Does Zero Trust apply to the space domain?
In theory, the Zero Trust model could feasibly be applied to the space domain. The fundamental principles of identity verification, least privilege access and real-time monitoring that define Zero Trust are universally important for any operational technology, including space missions or satellites.
Security in the space domain is critically important. Satellites and other space technology manage a wide range of sensitive data and information, from global positioning data to confidential national security information.
Why Apply Zero Trust in the Space Domain?
Protecting Sensitive Information: Considering the increasing cost and strategic importance of space systems, as well as the sensitivity of the data they handle, implementing a robust security posture like the Zero Trust model is crucial.
Remote Accessibility: Like many other systems in the digital age, space platforms are remotely accessed. Zero Trust principles don’t inherently trust any request for access, making it harder for an unauthorized user or a potential hostile actor to gain control.
Increased Cyber Threats: As technology advances, so does the sophistication of cyber threats. Applying Zero Trust principles can help protect against potential cyberattacks targeting space assets.
Implementing Zero Trust in Space Domain
For implementing Zero Trust in the space domain, we need to consider several elements:
Authentication: Implement stringent verification measures to corroborate the identities of all users and devices that interact with the system.
Encryption: As data travels from Earth to space and back again, it needs to be encrypted to protect against interception.
Monitoring & Analytics: It’s crucial to monitor network behavior and traffic patterns continuously. Anomalies or irregularities can indicate potential threats that require immediate attention.
Limited trust: Only provide access to systems and data that are absolutely necessary for each user or device.
What are the challenges applying Zero Trust in the Space Domain?
An interesting challenge here is the vast distance of space and the latency it imposes on operations. The implementation of Zero Trust will have to consider the time delay for authentications as well as a secure and efficient key exchange mechanism for encryption.

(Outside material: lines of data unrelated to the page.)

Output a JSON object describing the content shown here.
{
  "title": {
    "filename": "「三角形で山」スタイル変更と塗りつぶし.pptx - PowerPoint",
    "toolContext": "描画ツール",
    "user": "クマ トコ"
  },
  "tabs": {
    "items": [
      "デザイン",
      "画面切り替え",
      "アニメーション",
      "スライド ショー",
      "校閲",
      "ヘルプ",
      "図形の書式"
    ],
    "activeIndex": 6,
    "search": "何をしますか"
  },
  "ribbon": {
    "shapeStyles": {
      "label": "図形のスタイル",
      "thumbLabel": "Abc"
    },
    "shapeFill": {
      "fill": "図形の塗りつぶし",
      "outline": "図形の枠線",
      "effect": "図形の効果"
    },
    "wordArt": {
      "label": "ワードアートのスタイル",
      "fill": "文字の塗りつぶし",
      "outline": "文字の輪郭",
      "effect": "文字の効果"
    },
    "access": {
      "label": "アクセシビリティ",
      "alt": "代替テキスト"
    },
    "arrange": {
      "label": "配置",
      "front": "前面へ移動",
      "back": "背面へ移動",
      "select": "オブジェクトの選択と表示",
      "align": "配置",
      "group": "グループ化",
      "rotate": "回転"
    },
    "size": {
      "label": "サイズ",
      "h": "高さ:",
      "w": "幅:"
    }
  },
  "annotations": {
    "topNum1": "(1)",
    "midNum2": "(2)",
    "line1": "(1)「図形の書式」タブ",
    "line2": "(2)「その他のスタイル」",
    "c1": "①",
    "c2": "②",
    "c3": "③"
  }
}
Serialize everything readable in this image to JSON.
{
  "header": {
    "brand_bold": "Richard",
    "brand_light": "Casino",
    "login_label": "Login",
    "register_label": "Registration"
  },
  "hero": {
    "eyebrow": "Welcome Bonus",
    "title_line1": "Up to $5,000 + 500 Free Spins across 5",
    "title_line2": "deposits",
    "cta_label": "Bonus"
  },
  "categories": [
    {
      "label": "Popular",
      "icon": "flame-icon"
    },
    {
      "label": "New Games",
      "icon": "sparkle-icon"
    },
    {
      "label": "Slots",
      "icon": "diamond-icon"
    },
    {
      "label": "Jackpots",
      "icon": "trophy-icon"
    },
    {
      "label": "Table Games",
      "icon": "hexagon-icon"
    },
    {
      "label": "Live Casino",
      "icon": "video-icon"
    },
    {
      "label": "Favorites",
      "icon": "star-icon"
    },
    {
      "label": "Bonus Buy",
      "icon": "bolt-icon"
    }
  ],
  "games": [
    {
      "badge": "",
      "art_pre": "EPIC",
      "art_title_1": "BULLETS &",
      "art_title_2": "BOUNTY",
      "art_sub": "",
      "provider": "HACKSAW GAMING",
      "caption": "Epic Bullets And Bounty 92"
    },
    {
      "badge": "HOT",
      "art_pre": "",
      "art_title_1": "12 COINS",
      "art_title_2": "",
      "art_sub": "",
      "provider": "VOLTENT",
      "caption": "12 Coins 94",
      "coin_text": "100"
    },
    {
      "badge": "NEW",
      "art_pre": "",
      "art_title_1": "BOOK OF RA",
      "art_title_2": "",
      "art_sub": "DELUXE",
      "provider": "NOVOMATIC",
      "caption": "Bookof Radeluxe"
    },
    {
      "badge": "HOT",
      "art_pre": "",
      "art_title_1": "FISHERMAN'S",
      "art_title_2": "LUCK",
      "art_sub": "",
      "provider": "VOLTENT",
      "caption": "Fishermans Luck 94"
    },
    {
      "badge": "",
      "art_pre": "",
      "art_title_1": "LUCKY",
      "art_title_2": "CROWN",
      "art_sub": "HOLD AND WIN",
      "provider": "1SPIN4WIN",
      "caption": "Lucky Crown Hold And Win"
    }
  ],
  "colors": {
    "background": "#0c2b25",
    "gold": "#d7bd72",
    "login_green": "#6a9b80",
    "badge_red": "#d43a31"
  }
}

Thus, applying the principles of Zero Trust in the space domain offers an exciting opportunity in providing secure and reliable communications. While it presents its unique challenges, given the importance of assets in the space domain, the need for enhanced security measures is undeniable, and a Zero Trust model may be the best way forward.